Judith Paterson was just nine years old in 1946 when her mother died of a virulent combination of alcoholism and mental illness at the age of 31. Sweet Mystery: A Book of Remembering is Paterson’s harrowing account of the memories of her mother, told with eloquence and understanding. Set largely in Montgomery, Alabama, the story plays out against a backdrop of relatives troubled almost as much by southern conflicts over race and class as by the fallout from a long family history of drinking, denial, and mental illness.
Darkroom: A Memoir in Black and White is an arresting and moving personal story about childhood, race, and identity in the American South, rendered in stunning illustrations by the author, Lila Quintero Weaver. In 1961, when Lila was five, she and her family emigrated from Buenos Aires, Argentina, to Marion, Alabama, in the heart of Alabama’s Black Belt. As educated, middle-class Latino immigrants in a region that was defined by segregation, the Quinteros occupied a privileged vantage from which to view the racially charged culture they inhabited. Weaver and her family were firsthand witnesses to key moments in the civil rights movement. But Darkroom is her personal story as well: chronicling what it was like being a Latina girl in the Jim Crow South, struggling to understand both a foreign country and the horrors of our nation’s race relations.
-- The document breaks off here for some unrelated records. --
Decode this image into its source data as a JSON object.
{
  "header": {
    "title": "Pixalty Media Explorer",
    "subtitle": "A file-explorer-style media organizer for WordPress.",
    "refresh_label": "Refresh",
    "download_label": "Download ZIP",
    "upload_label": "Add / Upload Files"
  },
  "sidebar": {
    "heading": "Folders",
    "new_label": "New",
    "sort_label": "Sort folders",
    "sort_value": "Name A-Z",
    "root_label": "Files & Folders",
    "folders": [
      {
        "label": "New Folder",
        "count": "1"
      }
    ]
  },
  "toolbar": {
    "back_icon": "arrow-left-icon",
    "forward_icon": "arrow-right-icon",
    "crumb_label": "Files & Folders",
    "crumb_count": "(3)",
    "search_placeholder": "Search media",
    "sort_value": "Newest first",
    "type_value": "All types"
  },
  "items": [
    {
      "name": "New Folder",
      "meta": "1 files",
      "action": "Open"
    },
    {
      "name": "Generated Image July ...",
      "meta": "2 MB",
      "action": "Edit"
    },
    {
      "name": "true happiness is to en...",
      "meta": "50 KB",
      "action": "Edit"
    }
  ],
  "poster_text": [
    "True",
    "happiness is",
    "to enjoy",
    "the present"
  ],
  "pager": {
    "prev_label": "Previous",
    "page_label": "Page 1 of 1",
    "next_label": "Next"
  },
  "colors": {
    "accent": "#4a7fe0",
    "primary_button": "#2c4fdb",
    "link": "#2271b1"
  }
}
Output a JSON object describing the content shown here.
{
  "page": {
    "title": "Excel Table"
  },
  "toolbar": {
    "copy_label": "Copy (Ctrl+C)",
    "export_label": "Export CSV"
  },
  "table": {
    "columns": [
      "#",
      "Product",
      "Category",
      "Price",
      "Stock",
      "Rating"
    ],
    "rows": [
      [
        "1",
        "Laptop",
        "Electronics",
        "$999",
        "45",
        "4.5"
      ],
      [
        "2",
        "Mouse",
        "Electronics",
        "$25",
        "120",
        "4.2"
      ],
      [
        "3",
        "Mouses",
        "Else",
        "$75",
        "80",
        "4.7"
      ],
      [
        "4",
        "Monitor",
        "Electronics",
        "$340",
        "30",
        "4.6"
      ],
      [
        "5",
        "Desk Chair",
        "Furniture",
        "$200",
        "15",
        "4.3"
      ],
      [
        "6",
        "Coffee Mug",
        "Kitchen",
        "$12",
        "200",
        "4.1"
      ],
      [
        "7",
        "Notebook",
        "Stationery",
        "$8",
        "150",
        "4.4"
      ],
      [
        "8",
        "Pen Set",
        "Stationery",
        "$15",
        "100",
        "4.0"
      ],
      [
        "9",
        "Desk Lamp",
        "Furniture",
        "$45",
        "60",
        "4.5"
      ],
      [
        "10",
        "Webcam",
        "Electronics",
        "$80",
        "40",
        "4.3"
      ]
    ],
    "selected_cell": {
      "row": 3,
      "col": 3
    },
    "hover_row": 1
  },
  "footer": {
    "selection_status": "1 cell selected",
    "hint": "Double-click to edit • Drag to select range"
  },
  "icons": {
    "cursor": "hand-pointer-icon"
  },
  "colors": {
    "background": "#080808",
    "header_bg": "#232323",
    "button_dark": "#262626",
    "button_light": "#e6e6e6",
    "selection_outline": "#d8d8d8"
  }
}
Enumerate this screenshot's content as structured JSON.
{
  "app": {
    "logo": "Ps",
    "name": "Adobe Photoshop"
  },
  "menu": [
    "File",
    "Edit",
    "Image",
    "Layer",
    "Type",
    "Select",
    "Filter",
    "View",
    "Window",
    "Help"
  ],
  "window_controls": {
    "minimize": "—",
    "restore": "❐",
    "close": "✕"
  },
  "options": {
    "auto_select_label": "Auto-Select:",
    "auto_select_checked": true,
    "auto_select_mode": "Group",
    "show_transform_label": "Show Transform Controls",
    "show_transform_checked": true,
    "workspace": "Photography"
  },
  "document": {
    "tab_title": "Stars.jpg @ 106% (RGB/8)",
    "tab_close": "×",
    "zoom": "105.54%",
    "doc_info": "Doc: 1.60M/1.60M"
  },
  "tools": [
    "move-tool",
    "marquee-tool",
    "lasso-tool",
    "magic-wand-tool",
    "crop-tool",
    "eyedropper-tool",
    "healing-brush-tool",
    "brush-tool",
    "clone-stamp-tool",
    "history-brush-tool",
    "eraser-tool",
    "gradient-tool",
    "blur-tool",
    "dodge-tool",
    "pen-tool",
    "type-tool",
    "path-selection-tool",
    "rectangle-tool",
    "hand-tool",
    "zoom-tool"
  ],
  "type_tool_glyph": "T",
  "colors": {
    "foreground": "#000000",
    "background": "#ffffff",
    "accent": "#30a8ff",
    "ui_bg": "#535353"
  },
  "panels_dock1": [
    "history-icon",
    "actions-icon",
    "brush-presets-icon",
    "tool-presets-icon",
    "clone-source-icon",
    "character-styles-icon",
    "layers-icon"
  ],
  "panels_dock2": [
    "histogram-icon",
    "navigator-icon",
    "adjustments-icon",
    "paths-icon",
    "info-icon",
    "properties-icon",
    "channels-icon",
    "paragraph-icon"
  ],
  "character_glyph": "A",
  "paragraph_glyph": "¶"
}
Patricia Foster’s lyrical yet often painful memoir explores the life of a white middle-class girl who grew up in rural south Alabama in the 1950s and 1960s, a time and place that did not tolerate deviation from traditional gender roles. Her mother raised Foster and her sister as “honorary boys,” girls with the ambition of men but the temperament of women. An unhappy, intelligent woman who kept a heartbreaking secret from everyone close to her, Foster’s mother was driven by a repressed rage that fed her obsession for middle-class respectability. By the time Foster reached age fifteen, her efforts to reconcile the contradictory expectations that she be at once ambitious and restrained had left her nervous and needy inside even while she tried to cultivate the appearance of the model student, sister, and daughter. It was only a psychological and physical breakdown that helped her to realize that she couldn’t save her driven, complicated mother and must struggle instead for both understanding and autonomy.